[Collected data]
######

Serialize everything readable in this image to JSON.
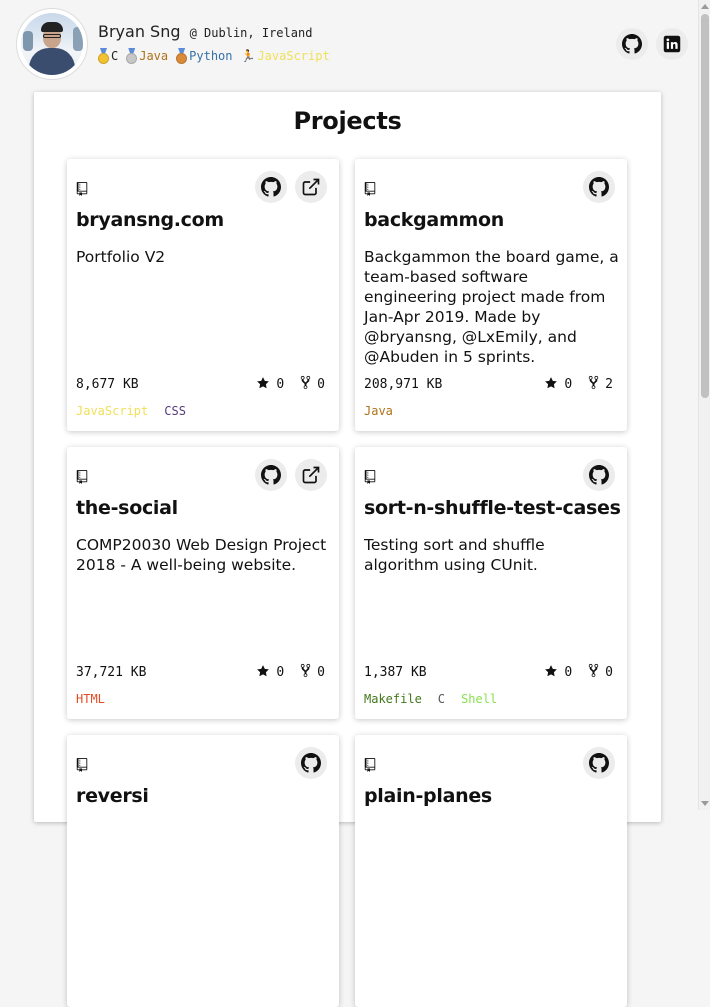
{
  "profile": {
    "name": "Bryan Sng",
    "location": "@ Dublin, Ireland",
    "skills": [
      {
        "label": "C",
        "medal": "gold-medal-icon",
        "color": "#222222"
      },
      {
        "label": "Java",
        "medal": "silver-medal-icon",
        "color": "#b07219"
      },
      {
        "label": "Python",
        "medal": "bronze-medal-icon",
        "color": "#3572A5"
      },
      {
        "label": "JavaScript",
        "medal": "runner-icon",
        "color": "#f1e05a"
      }
    ],
    "social": [
      "github-icon",
      "linkedin-icon"
    ]
  },
  "section_title": "Projects",
  "projects": [
    {
      "name": "bryansng.com",
      "description": "Portfolio V2",
      "size": "8,677 KB",
      "stars": "0",
      "forks": "0",
      "has_site": true,
      "languages": [
        {
          "name": "JavaScript",
          "color": "#f1e05a"
        },
        {
          "name": "CSS",
          "color": "#563d7c"
        }
      ]
    },
    {
      "name": "backgammon",
      "description": "Backgammon the board game, a team-based software engineering project made from Jan-Apr 2019. Made by @bryansng, @LxEmily, and @Abuden in 5 sprints.",
      "size": "208,971 KB",
      "stars": "0",
      "forks": "2",
      "has_site": false,
      "languages": [
        {
          "name": "Java",
          "color": "#b07219"
        }
      ]
    },
    {
      "name": "the-social",
      "description": "COMP20030 Web Design Project 2018 - A well-being website.",
      "size": "37,721 KB",
      "stars": "0",
      "forks": "0",
      "has_site": true,
      "languages": [
        {
          "name": "HTML",
          "color": "#e34c26"
        }
      ]
    },
    {
      "name": "sort-n-shuffle-test-cases",
      "description": "Testing sort and shuffle algorithm using CUnit.",
      "size": "1,387 KB",
      "stars": "0",
      "forks": "0",
      "has_site": false,
      "languages": [
        {
          "name": "Makefile",
          "color": "#427819"
        },
        {
          "name": "C",
          "color": "#555555"
        },
        {
          "name": "Shell",
          "color": "#89e051"
        }
      ]
    },
    {
      "name": "reversi",
      "description": "",
      "size": "",
      "stars": "",
      "forks": "",
      "has_site": false,
      "languages": []
    },
    {
      "name": "plain-planes",
      "description": "",
      "size": "",
      "stars": "",
      "forks": "",
      "has_site": false,
      "languages": []
    }
  ]
}
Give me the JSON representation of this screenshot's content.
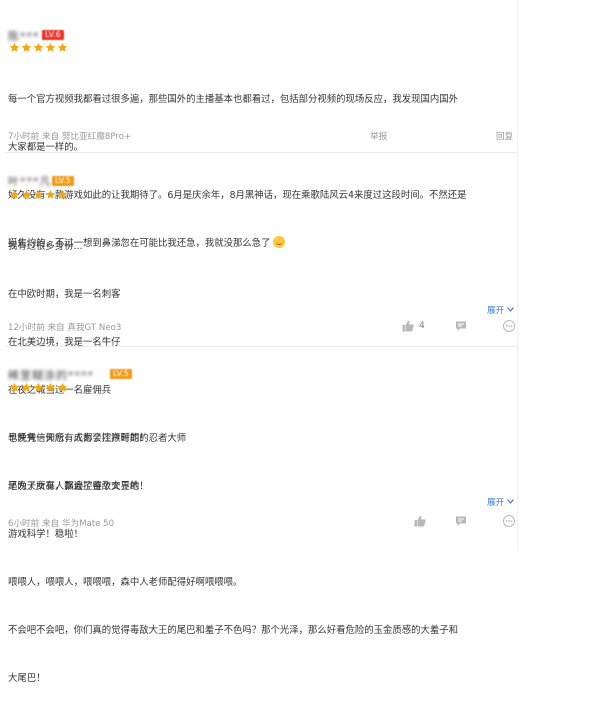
{
  "colors": {
    "star": "#f2a71b",
    "badge_red": "#e8322a",
    "badge_orange": "#f29a18",
    "link_blue": "#3a7bd5",
    "meta_gray": "#999999",
    "icon_gray": "#b8b8b8"
  },
  "icons": {
    "star": "star-icon",
    "like": "thumb-up-icon",
    "comment": "comment-bubble-icon",
    "expand": "chevron-down-icon"
  },
  "comments": [
    {
      "username": "陈***",
      "badge": "LV.6",
      "badge_color": "#e8322a",
      "rating": 5,
      "lines": [
        "每一个官方视频我都看过很多遍，那些国外的主播基本也都看过，包括部分视频的现场反应，我发现国内国外",
        "大家都是一样的。",
        "好久没有一款游戏如此的让我期待了。6月是庆余年，8月黑神话，现在乘歌陆风云4来度过这段时间。不然还是",
        "挺焦灼的，不过一想到鼻涕忽在可能比我还急，我就没那么急了"
      ],
      "meta": "7小时前 来自 努比亚红魔8Pro+",
      "actions": {
        "report": "举报",
        "reply": "回复"
      }
    },
    {
      "username": "叶***凡",
      "badge": "LV.5",
      "badge_color": "#f29a18",
      "rating": 5,
      "lines": [
        "我有过很多身份...",
        "在中欧时期，我是一名刺客",
        "在北美边境，我是一名牛仔",
        "在夜之城当过一名雇佣兵",
        "也凭凭信仰念，成为了江户时期的忍者大师",
        "还为了女巫，飘遍了整个交界地"
      ],
      "expand_label": "展开",
      "meta": "12小时前 来自 真我GT Neo3",
      "likes": "4"
    },
    {
      "username": "稀里糊涂的****",
      "badge": "LV.5",
      "badge_color": "#f29a18",
      "rating": 5,
      "lines": [
        "早晚有一天所有人都会控猴哥的！",
        "早晚天所有人都会控毒敌大王的！",
        "游戏科学！稳啦！",
        "喂喂人，喂喂人，喂喂喂，森中人老师配得好啊喂喂喂。",
        "不会吧不会吧，你们真的觉得毒敌大王的尾巴和羞子不色吗？那个光泽，那么好看危险的玉金质感的大羞子和",
        "大尾巴！"
      ],
      "expand_label": "展开",
      "meta": "6小时前 来自 华为Mate 50"
    }
  ]
}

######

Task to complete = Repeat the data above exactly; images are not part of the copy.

Your response =
Serialize everything readable in this image to JSON.
{
  "profile": {
    "name": "Bryan Sng",
    "location": "@ Dublin, Ireland",
    "skills": [
      {
        "label": "C",
        "medal": "gold-medal-icon",
        "color": "#222222"
      },
      {
        "label": "Java",
        "medal": "silver-medal-icon",
        "color": "#b07219"
      },
      {
        "label": "Python",
        "medal": "bronze-medal-icon",
        "color": "#3572A5"
      },
      {
        "label": "JavaScript",
        "medal": "runner-icon",
        "color": "#f1e05a"
      }
    ],
    "social": [
      "github-icon",
      "linkedin-icon"
    ]
  },
  "section_title": "Projects",
  "projects": [
    {
      "name": "bryansng.com",
      "description": "Portfolio V2",
      "size": "8,677 KB",
      "stars": "0",
      "forks": "0",
      "has_site": true,
      "languages": [
        {
          "name": "JavaScript",
          "color": "#f1e05a"
        },
        {
          "name": "CSS",
          "color": "#563d7c"
        }
      ]
    },
    {
      "name": "backgammon",
      "description": "Backgammon the board game, a team-based software engineering project made from Jan-Apr 2019. Made by @bryansng, @LxEmily, and @Abuden in 5 sprints.",
      "size": "208,971 KB",
      "stars": "0",
      "forks": "2",
      "has_site": false,
      "languages": [
        {
          "name": "Java",
          "color": "#b07219"
        }
      ]
    },
    {
      "name": "the-social",
      "description": "COMP20030 Web Design Project 2018 - A well-being website.",
      "size": "37,721 KB",
      "stars": "0",
      "forks": "0",
      "has_site": true,
      "languages": [
        {
          "name": "HTML",
          "color": "#e34c26"
        }
      ]
    },
    {
      "name": "sort-n-shuffle-test-cases",
      "description": "Testing sort and shuffle algorithm using CUnit.",
      "size": "1,387 KB",
      "stars": "0",
      "forks": "0",
      "has_site": false,
      "languages": [
        {
          "name": "Makefile",
          "color": "#427819"
        },
        {
          "name": "C",
          "color": "#555555"
        },
        {
          "name": "Shell",
          "color": "#89e051"
        }
      ]
    },
    {
      "name": "reversi",
      "description": "",
      "size": "",
      "stars": "",
      "forks": "",
      "has_site": false,
      "languages": []
    },
    {
      "name": "plain-planes",
      "description": "",
      "size": "",
      "stars": "",
      "forks": "",
      "has_site": false,
      "languages": []
    }
  ]
}
Give me the JSON representation of this screenshot's content.
{
  "colors": {
    "star": "#f2a71b",
    "badge_red": "#e8322a",
    "badge_orange": "#f29a18",
    "link_blue": "#3a7bd5",
    "meta_gray": "#999999",
    "icon_gray": "#b8b8b8"
  },
  "icons": {
    "star": "star-icon",
    "like": "thumb-up-icon",
    "comment": "comment-bubble-icon",
    "expand": "chevron-down-icon"
  },
  "comments": [
    {
      "username": "陈***",
      "badge": "LV.6",
      "badge_color": "#e8322a",
      "rating": 5,
      "lines": [
        "每一个官方视频我都看过很多遍，那些国外的主播基本也都看过，包括部分视频的现场反应，我发现国内国外",
        "大家都是一样的。",
        "好久没有一款游戏如此的让我期待了。6月是庆余年，8月黑神话，现在乘歌陆风云4来度过这段时间。不然还是",
        "挺焦灼的，不过一想到鼻涕忽在可能比我还急，我就没那么急了"
      ],
      "meta": "7小时前 来自 努比亚红魔8Pro+",
      "actions": {
        "report": "举报",
        "reply": "回复"
      }
    },
    {
      "username": "叶***凡",
      "badge": "LV.5",
      "badge_color": "#f29a18",
      "rating": 5,
      "lines": [
        "我有过很多身份...",
        "在中欧时期，我是一名刺客",
        "在北美边境，我是一名牛仔",
        "在夜之城当过一名雇佣兵",
        "也凭凭信仰念，成为了江户时期的忍者大师",
        "还为了女巫，飘遍了整个交界地"
      ],
      "expand_label": "展开",
      "meta": "12小时前 来自 真我GT Neo3",
      "likes": "4"
    },
    {
      "username": "稀里糊涂的****",
      "badge": "LV.5",
      "badge_color": "#f29a18",
      "rating": 5,
      "lines": [
        "早晚有一天所有人都会控猴哥的！",
        "早晚天所有人都会控毒敌大王的！",
        "游戏科学！稳啦！",
        "喂喂人，喂喂人，喂喂喂，森中人老师配得好啊喂喂喂。",
        "不会吧不会吧，你们真的觉得毒敌大王的尾巴和羞子不色吗？那个光泽，那么好看危险的玉金质感的大羞子和",
        "大尾巴！"
      ],
      "expand_label": "展开",
      "meta": "6小时前 来自 华为Mate 50"
    }
  ]
}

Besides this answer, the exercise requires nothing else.